Collected data:
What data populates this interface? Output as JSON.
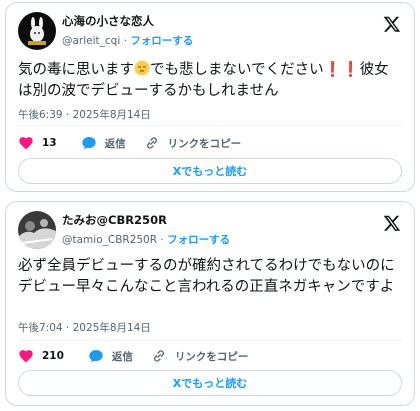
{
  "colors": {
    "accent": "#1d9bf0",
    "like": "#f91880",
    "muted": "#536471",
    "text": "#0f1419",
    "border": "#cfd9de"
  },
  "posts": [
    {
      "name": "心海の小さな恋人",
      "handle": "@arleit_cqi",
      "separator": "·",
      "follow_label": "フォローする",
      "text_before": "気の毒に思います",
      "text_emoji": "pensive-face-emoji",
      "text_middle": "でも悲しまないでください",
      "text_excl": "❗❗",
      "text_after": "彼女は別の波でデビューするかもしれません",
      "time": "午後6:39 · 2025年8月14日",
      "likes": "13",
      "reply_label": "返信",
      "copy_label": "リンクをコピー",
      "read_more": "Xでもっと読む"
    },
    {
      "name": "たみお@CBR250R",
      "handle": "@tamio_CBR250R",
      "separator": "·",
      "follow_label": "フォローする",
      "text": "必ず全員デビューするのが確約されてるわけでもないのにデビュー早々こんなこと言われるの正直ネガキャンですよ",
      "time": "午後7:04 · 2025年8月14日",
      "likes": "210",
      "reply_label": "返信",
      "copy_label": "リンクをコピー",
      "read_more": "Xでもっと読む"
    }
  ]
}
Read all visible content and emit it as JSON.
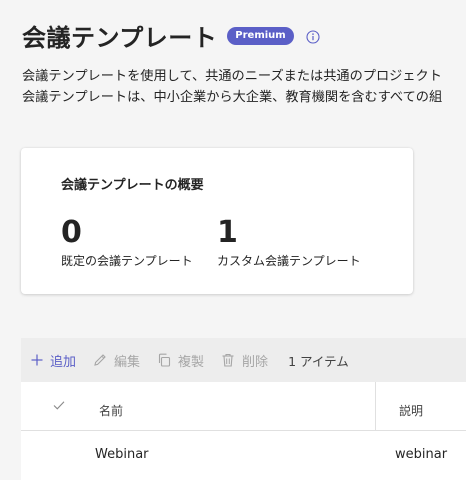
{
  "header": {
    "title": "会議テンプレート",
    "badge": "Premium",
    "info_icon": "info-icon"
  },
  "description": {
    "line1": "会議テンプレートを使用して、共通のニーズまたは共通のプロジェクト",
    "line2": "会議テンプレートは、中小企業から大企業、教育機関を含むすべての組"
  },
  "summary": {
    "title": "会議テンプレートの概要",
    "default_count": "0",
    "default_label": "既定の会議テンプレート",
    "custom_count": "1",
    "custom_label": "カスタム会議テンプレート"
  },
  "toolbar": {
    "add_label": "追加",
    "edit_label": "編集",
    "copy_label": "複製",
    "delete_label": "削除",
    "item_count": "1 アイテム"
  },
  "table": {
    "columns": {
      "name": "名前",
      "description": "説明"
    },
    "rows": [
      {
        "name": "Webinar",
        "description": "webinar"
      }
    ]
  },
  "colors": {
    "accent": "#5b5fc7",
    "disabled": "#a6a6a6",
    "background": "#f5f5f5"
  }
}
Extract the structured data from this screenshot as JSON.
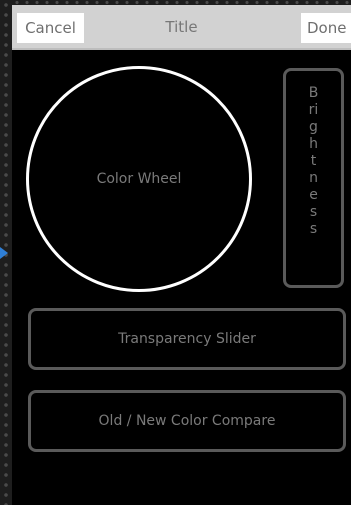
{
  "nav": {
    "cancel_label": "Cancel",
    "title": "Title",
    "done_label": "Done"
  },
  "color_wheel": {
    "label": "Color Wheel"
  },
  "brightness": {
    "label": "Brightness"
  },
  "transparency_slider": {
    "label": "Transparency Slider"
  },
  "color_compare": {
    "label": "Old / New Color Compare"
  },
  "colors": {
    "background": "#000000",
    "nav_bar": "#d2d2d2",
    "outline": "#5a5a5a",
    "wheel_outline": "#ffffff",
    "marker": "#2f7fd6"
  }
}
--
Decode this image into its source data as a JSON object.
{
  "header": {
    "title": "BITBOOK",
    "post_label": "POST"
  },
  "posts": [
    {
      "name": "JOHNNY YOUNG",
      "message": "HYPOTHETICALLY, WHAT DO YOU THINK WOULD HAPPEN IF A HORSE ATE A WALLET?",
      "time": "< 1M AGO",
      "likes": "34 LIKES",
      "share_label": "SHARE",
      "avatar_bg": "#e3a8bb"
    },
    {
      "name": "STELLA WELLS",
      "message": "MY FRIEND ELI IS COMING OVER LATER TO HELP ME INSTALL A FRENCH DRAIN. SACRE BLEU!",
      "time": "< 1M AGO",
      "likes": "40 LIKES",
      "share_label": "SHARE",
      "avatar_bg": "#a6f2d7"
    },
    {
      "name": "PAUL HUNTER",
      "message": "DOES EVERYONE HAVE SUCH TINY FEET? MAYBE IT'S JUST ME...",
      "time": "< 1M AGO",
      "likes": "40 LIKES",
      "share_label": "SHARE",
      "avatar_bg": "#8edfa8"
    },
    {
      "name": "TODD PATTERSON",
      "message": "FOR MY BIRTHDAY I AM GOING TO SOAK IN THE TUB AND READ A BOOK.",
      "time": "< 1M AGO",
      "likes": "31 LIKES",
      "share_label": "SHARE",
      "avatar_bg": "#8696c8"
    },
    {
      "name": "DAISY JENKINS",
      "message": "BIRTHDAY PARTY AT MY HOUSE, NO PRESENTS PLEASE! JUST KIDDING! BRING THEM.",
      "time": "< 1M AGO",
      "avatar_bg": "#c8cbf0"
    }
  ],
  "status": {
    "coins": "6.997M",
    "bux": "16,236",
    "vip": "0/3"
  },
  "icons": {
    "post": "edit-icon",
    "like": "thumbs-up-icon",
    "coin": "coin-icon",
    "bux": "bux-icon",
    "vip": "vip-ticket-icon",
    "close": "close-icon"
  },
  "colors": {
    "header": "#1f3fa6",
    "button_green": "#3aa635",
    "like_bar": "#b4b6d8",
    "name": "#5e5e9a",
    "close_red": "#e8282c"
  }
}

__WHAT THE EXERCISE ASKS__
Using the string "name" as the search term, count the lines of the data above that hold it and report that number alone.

__TASK RESULT__
10